(Web page and app entries)
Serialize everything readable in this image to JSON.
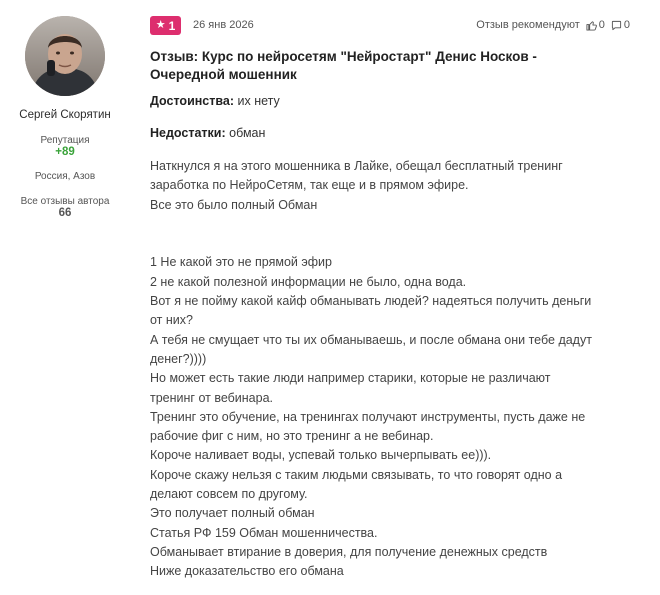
{
  "author": {
    "name": "Сергей Скорятин",
    "reputation_label": "Репутация",
    "reputation_value": "+89",
    "location": "Россия, Азов",
    "all_reviews_label": "Все отзывы автора",
    "all_reviews_count": "66"
  },
  "review": {
    "rating": "1",
    "date": "26 янв 2026",
    "recommend_label": "Отзыв рекомендуют",
    "likes": "0",
    "comments": "0",
    "title": "Отзыв: Курс по нейросетям \"Нейростарт\" Денис Носков - Очередной мошенник",
    "pros_label": "Достоинства:",
    "pros_value": " их нету",
    "cons_label": "Недостатки:",
    "cons_value": " обман",
    "paragraphs_top": [
      "Наткнулся я на этого мошенника в Лайке, обещал бесплатный тренинг",
      "заработка по НейроСетям, так еще и в прямом эфире.",
      "Все это было полный Обман"
    ],
    "paragraphs_bottom": [
      "1 Не какой это не прямой эфир",
      "2 не какой полезной информации не было, одна вода.",
      "Вот я не пойму какой кайф обманывать людей? надеяться получить деньги",
      "от них?",
      "А тебя не смущает что ты их обманываешь, и после обмана они тебе дадут",
      "денег?))))",
      "Но может есть такие люди например старики, которые не различают",
      "тренинг от вебинара.",
      "Тренинг это обучение, на тренингах получают инструменты, пусть даже не",
      "рабочие фиг с ним, но это тренинг а не вебинар.",
      "Короче наливает воды, успевай только вычерпывать ее))).",
      "Короче скажу нельзя с таким людьми связывать, то что говорят одно а",
      "делают совсем по другому.",
      "Это получает полный обман",
      "Статья РФ 159 Обман мошенничества.",
      "Обманывает втирание в доверия, для получение денежных средств",
      "Ниже доказательство его обмана"
    ]
  },
  "icons": {
    "rating": "star-icon",
    "likes": "thumbs-up-icon",
    "comments": "comment-icon"
  },
  "colors": {
    "rating_badge": "#dd2e6e",
    "reputation": "#3aa33a"
  }
}
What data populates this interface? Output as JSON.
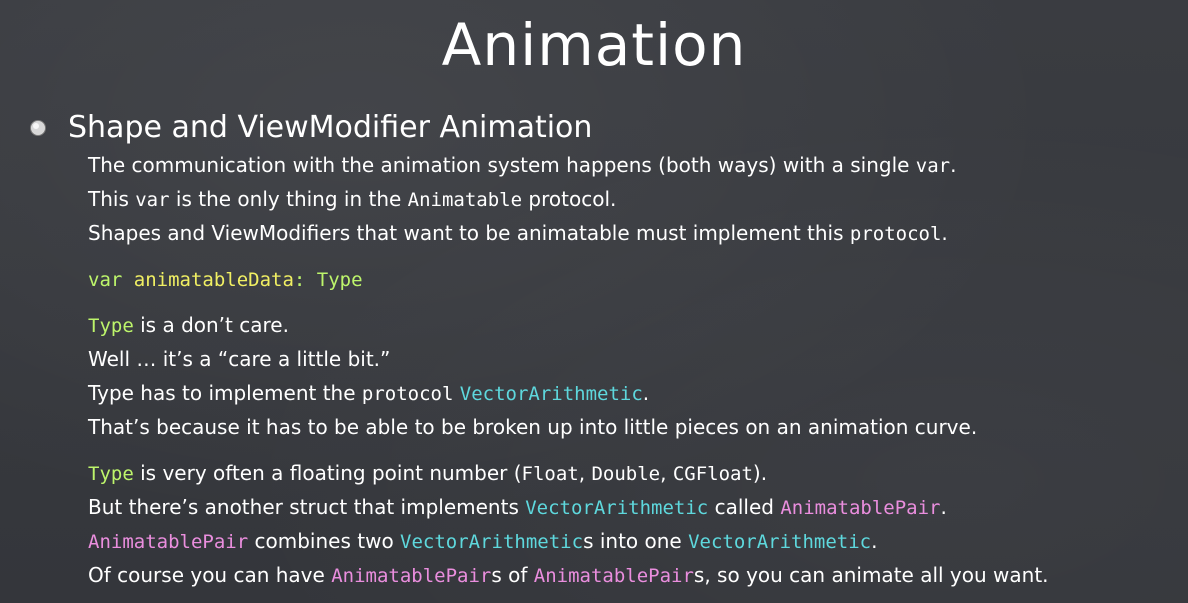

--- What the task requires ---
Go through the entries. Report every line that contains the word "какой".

--- Written response ---
      "1 Не какой это не прямой эфир",
      "2 не какой полезной информации не было, одна вода.",
      "Вот я не пойму какой кайф обманывать людей? надеяться получить деньги",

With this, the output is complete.